Not only do Larsen and Nelson aim to shape their clients’ bodies, they also want to shape their minds. With the help of a therapist, they teach clients how to quit bad diet habits that are perhaps keeping them from losing the weight they need to lose.
Larsen said he began working in the private sector as a personal trainer, dietitian and nutritionist, but meeting with clients two or three times a week wasn’t enough to get the results he wanted to see.
"In a camp environment, they’re not going anywhere. They’re there with you throughout the week, month or couple of months," Larsen said. "That’s when you can really make an impact, because you have enough time with them to get them away from the things that could negatively affect their health and get them into a different mindset."
People can attend the camp for anywhere from a day to several months. Larsen and Nelson said their demographic is usually made up of women ages 45-55 or older, but in the summer months, they see younger college students on summer break.
Those attending the camp go on bike rides or hikes around town in the summer and snowshoeing and cross-country skiing during the winter. Larsen said they like to utilize all aspects of Park City they can while training.
The Westgate Resort, the camp’s headquarters, offers attendees a one-bedroom suite equipped with a king-sized bed, kitchenette and living room. They use the fitness center on-site for circuit and weight training as well as the Park City Municipal Athletic and Recreation Center and the Basin Recreational Fieldhouse.
"We motivate them through caring and encouragement. We’re not screaming or demeaning them," Nelson said. "Most people come here already pretty beat up, so we’re not trying to beat them up more."
Camp attendees are rewarded with a massage at Serenity Spa every week to relax their sore muscles after training Monday through Saturday. Sunday is their "rest day," which is usually a transition day for those either leaving or "moving in."
All meals are included in the registration fee as well as spa vouchers and room and board for camp attendees from out of town. There is also a locals program available, and meals are still included.
Locals can participate in One Fitness Camp’s daily routines and meals, but they get to go home at the end of the day. Out-of-towners eventually go back home, and Larsen, Nelson and other fitness trainers at the camp will keep in touch with attendees for 12 weeks after they leave.
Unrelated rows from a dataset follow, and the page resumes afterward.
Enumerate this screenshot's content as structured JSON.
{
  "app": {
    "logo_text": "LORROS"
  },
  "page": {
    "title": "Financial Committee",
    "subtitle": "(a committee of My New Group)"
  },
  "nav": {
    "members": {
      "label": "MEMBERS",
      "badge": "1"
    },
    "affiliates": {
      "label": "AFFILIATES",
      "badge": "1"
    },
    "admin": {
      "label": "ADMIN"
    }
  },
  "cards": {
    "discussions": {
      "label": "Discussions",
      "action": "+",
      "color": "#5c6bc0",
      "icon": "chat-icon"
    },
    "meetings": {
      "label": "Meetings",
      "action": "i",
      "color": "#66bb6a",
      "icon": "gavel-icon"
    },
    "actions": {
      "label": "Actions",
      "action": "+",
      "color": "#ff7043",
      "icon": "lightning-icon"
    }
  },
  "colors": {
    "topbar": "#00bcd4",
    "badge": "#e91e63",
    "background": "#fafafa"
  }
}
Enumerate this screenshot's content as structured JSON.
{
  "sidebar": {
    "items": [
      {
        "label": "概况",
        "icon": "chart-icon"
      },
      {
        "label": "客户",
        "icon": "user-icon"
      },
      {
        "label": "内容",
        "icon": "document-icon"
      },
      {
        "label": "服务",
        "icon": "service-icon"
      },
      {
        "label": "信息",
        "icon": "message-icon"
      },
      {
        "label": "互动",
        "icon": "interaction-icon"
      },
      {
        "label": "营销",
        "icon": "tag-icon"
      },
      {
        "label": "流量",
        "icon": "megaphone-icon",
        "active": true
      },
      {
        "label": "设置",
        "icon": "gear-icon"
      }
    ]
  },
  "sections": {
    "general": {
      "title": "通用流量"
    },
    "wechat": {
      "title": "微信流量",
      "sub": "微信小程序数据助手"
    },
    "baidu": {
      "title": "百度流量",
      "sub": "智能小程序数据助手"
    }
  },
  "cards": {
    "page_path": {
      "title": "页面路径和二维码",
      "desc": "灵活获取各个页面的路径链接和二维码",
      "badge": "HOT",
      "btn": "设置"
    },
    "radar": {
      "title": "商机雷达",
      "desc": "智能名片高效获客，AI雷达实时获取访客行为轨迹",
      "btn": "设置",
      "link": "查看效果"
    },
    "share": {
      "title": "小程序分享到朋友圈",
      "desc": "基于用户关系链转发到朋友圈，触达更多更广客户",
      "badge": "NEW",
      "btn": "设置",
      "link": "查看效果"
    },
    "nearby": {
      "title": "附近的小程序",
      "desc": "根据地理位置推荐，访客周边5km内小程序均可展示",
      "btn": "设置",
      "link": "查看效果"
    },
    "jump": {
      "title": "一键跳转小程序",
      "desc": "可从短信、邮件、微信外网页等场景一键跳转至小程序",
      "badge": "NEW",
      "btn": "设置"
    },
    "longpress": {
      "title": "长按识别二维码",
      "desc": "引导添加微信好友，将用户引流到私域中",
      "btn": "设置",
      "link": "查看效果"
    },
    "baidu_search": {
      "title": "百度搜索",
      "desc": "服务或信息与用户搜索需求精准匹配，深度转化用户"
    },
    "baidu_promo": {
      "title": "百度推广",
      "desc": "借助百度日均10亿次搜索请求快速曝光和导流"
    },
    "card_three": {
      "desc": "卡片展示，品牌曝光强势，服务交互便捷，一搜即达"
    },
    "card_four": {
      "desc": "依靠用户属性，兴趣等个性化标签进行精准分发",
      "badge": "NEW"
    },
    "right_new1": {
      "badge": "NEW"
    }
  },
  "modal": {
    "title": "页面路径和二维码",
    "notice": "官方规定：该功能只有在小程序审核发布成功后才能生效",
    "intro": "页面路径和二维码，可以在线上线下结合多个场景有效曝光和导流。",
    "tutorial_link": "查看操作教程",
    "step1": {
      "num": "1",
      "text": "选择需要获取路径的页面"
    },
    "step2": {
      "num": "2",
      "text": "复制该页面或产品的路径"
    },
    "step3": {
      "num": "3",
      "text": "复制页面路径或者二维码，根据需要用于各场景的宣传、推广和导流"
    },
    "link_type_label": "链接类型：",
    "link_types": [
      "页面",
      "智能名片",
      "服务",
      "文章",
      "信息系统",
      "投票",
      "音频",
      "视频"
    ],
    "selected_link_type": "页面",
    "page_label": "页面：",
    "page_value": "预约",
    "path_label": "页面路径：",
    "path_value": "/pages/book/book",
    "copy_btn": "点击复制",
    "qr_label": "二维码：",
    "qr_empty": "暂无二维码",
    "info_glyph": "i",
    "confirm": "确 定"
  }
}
While they are at One Fitness Camp, Larsen and Nelson agree that the goal is to get their clients into healthy habits like eating nutritious meals and snacks and working out regularly.
"We’re trying to help them rationally get more confidence and believe in themselves, give them that confidence back so that they can carry it forward once they get back home," Larsen said. "We are trying to build people up, because they come to us already pretty broken."
One Fitness Camp: